Police found Magon was dealing drugs to a group aged between 13 and 17.
One 14-year-old girl would usually text Magon on her own behalf or on the behalf of others within her peer group.
Sometimes, other children would make contact directly with Magon to buy cannabis.
The cannabis would be purchased in $50 bags containing about 2 grams of the drug. The teens often pooled their money to make up the $50 purchase price and shared the cannabis between themselves, Turner said.
Magon moved from Christchurch to Alexandra at the start of 2020 and was living with extended family, including a 13-year-old niece who she also sold cannabis to.
Text messages and bank records show she sold cannabis from February 1 to the time of her arrest on June 24.
Between March 25 and June 24, Magon sold cannabis to people under 18 at least 19 times, and to people over 18 at least 64 times.
Police arrested Magon on June 24 after she met with a group of young people at an Alexandra house. There were no adults in the flat.
Police searched the property and found 450g of cannabis broken down into 16 bags with a total street value of $12,500.
A search of Magon’s bedroom unearthed a “tick list” outlining money owed to her. The names included children aged as young as 14.

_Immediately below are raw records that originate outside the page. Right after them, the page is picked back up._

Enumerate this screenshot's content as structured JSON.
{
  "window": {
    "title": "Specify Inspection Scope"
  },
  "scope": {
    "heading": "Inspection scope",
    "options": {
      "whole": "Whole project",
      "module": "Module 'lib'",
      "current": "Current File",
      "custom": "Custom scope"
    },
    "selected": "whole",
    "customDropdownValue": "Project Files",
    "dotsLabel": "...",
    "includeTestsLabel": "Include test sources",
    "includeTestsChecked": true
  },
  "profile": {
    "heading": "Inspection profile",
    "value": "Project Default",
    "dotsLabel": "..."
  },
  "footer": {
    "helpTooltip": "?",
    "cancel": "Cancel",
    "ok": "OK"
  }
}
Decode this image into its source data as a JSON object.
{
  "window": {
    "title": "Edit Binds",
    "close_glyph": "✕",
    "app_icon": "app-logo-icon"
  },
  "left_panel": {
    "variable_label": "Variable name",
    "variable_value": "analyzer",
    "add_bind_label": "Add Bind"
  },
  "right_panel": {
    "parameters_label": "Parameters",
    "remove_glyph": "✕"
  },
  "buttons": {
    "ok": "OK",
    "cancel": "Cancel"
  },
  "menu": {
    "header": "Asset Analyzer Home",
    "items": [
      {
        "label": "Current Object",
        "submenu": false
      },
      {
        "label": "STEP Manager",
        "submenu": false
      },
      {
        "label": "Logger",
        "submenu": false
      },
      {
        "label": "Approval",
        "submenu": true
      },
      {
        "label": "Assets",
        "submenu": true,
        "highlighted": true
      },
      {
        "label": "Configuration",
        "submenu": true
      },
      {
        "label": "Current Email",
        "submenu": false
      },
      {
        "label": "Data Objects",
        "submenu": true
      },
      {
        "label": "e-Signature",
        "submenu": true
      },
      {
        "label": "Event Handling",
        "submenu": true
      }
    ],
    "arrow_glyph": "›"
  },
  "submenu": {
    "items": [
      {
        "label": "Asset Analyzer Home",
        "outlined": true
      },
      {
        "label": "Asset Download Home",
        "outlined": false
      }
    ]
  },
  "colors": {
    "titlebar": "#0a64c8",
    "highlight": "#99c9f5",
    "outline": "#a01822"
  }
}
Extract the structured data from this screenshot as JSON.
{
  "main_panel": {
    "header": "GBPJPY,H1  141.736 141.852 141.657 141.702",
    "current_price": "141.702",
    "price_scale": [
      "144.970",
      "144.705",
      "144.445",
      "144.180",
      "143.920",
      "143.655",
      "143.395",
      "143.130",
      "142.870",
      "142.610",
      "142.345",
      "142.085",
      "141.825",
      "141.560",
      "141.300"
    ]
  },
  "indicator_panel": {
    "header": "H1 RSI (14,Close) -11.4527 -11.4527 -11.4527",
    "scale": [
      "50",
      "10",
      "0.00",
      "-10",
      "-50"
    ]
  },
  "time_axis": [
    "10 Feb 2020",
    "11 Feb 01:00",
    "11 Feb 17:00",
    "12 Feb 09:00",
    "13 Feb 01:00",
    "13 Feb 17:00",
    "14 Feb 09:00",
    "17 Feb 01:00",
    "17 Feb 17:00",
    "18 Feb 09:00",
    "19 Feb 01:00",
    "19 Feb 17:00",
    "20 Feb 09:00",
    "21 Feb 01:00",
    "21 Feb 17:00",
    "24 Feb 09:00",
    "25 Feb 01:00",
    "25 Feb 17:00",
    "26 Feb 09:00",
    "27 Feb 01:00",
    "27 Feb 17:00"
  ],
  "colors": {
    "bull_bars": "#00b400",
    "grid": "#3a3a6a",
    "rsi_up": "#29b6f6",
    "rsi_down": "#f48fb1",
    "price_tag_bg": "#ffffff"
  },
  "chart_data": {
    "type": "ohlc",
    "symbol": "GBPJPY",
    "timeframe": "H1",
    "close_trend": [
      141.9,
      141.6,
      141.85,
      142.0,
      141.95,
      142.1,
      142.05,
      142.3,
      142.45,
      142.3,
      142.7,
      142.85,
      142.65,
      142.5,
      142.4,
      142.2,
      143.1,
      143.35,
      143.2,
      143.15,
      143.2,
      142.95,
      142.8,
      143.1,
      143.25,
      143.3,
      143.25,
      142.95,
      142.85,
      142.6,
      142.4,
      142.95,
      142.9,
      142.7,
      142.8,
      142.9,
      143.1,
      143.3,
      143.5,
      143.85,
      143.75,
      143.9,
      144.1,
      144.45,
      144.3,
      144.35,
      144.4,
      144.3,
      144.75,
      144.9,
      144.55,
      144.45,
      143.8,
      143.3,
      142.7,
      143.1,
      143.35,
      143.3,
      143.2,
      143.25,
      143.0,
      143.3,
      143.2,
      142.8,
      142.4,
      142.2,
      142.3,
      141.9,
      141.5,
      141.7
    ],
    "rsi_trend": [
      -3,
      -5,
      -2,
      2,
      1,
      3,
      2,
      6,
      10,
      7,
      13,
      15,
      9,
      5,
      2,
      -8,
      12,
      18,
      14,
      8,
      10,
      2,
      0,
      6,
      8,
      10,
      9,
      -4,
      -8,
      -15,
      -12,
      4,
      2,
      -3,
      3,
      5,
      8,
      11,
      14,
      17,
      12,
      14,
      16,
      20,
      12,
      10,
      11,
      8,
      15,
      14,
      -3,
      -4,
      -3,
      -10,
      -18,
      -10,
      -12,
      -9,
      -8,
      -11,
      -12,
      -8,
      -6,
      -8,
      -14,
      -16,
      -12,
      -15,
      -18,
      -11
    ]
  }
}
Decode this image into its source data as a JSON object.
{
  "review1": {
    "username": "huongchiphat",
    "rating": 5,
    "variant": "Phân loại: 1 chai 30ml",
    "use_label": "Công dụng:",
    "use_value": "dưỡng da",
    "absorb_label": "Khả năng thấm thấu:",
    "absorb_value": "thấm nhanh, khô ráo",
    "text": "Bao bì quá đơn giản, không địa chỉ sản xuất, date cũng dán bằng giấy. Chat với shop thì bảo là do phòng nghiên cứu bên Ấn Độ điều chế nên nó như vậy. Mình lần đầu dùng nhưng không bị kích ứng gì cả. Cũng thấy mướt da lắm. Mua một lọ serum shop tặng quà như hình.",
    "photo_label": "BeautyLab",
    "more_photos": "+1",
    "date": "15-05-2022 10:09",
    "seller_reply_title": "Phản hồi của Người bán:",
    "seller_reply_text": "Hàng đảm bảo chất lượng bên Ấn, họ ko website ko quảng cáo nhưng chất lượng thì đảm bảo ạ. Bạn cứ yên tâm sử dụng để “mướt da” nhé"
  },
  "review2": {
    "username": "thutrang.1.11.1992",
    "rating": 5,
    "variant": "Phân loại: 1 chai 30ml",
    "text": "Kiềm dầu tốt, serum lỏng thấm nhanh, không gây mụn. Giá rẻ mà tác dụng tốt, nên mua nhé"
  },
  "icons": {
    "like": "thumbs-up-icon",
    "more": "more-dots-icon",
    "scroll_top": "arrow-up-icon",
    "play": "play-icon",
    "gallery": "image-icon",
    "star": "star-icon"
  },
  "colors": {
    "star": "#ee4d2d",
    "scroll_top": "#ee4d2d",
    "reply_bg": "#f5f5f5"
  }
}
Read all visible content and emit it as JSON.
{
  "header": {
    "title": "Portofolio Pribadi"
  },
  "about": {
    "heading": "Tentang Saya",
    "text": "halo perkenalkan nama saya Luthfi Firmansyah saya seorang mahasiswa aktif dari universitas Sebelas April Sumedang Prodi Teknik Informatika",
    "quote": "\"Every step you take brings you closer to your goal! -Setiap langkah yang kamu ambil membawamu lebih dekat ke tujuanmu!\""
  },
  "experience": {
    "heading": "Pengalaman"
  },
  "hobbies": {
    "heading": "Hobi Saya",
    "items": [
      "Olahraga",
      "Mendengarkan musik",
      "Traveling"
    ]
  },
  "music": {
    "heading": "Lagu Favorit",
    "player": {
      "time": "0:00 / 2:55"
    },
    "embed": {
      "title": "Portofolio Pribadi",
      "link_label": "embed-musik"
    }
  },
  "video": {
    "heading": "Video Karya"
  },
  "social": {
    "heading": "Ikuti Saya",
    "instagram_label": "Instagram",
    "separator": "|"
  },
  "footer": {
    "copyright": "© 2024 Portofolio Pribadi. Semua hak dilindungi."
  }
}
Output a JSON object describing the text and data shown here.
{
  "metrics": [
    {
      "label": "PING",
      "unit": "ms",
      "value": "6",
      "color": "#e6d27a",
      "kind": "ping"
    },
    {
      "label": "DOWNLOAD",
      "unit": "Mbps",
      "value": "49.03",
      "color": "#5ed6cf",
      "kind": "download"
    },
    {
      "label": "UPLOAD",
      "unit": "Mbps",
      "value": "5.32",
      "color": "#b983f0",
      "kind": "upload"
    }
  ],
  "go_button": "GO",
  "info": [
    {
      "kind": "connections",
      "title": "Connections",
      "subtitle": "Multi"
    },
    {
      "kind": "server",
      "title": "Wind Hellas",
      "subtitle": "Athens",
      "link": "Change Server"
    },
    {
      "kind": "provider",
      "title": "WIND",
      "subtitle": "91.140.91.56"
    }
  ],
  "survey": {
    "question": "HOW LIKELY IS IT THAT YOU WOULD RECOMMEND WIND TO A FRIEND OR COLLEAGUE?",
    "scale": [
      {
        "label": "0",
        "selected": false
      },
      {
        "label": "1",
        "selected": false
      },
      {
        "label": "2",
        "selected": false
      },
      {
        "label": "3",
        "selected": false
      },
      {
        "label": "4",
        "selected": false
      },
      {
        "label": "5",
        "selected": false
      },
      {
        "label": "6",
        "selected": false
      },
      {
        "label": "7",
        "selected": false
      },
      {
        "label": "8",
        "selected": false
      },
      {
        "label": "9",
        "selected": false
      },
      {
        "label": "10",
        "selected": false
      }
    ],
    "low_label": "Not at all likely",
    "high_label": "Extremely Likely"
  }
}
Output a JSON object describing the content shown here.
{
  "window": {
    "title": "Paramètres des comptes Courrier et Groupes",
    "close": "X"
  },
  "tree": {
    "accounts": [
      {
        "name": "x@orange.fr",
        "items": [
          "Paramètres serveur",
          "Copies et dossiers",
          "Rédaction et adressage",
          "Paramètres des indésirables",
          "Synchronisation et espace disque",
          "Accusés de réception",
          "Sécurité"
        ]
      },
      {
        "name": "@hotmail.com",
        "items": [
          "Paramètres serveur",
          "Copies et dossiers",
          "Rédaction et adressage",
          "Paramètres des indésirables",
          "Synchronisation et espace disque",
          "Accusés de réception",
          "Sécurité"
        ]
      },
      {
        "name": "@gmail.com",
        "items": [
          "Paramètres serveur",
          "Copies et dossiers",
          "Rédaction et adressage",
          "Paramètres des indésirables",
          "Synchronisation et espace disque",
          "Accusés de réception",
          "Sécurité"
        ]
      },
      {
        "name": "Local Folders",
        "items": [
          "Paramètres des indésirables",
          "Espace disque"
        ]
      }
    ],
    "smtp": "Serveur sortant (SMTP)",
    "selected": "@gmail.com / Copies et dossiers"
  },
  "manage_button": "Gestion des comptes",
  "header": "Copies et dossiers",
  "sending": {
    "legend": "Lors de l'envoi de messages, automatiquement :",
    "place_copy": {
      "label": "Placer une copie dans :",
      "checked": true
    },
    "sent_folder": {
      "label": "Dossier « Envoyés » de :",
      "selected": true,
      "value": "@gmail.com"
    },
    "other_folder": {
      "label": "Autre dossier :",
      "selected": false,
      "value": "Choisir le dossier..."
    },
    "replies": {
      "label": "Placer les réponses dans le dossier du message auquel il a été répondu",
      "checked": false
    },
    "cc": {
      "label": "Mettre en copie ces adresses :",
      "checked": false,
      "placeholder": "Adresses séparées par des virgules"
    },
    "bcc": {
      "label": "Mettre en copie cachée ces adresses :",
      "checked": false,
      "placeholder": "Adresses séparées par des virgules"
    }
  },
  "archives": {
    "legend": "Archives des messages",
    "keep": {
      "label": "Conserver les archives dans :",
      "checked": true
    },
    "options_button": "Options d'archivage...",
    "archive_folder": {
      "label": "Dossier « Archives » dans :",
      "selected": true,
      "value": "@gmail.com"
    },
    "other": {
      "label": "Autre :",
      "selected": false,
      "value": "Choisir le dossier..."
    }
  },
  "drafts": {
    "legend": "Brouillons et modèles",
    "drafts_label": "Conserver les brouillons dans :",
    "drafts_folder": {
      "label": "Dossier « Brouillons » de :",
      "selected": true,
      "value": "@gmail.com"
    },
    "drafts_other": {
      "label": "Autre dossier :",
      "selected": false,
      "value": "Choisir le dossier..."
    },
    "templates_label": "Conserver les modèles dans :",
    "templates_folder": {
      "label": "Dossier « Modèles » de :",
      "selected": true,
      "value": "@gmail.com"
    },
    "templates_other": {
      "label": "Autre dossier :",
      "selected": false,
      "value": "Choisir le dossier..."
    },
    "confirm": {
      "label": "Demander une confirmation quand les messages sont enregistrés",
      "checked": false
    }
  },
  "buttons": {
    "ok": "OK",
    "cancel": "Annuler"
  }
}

Hundreds of unused plastic snap-lock bags – used to package up $50 lots of cannabis – were also found.
“This was a well-planned commercial operation that police assert would have continued if she was not apprehended and one that she has profited from,” the judge said.
Magon was uncooperative and gave nonsensical answers when questioned by police.
Judge Turner said the aggravating features of the offending were “plain to see”, including the duration of the offending, the regular supply of cannabis to children as young as 13, and the breach of trust by supplying to her young niece.
Magon’s offending also happened while she was before the court on methamphetamine charges, the judge noted.